### WHAT YOU HAVE TO DO
As an exercise, copy out the entries exactly as written.
+++ RECORDS SHOWN +++
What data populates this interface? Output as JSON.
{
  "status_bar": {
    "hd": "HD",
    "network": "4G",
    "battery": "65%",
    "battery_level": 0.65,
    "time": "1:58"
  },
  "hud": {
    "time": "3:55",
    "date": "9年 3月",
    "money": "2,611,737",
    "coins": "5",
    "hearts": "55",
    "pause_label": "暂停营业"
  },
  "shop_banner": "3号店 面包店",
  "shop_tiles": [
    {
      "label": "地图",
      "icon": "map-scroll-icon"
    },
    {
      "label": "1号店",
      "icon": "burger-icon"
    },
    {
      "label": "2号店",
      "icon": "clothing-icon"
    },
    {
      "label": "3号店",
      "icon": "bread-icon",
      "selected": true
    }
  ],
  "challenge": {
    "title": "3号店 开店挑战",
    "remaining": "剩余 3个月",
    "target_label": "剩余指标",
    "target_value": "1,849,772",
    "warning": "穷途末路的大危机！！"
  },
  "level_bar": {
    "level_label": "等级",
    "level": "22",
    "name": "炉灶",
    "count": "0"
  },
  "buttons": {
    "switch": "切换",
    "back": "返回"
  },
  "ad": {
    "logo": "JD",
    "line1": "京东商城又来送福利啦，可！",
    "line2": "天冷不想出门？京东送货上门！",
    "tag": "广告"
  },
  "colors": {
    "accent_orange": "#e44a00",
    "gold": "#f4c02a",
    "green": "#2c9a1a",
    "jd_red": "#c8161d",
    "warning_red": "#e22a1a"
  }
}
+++
### ANSWER TO THE PROBLEM
What data populates this interface? Output as JSON.
{
  "status_bar": {
    "hd": "HD",
    "network": "4G",
    "battery": "65%",
    "battery_level": 0.65,
    "time": "1:58"
  },
  "hud": {
    "time": "3:55",
    "date": "9年 3月",
    "money": "2,611,737",
    "coins": "5",
    "hearts": "55",
    "pause_label": "暂停营业"
  },
  "shop_banner": "3号店 面包店",
  "shop_tiles": [
    {
      "label": "地图",
      "icon": "map-scroll-icon"
    },
    {
      "label": "1号店",
      "icon": "burger-icon"
    },
    {
      "label": "2号店",
      "icon": "clothing-icon"
    },
    {
      "label": "3号店",
      "icon": "bread-icon",
      "selected": true
    }
  ],
  "challenge": {
    "title": "3号店 开店挑战",
    "remaining": "剩余 3个月",
    "target_label": "剩余指标",
    "target_value": "1,849,772",
    "warning": "穷途末路的大危机！！"
  },
  "level_bar": {
    "level_label": "等级",
    "level": "22",
    "name": "炉灶",
    "count": "0"
  },
  "buttons": {
    "switch": "切换",
    "back": "返回"
  },
  "ad": {
    "logo": "JD",
    "line1": "京东商城又来送福利啦，可！",
    "line2": "天冷不想出门？京东送货上门！",
    "tag": "广告"
  },
  "colors": {
    "accent_orange": "#e44a00",
    "gold": "#f4c02a",
    "green": "#2c9a1a",
    "jd_red": "#c8161d",
    "warning_red": "#e22a1a"
  }
}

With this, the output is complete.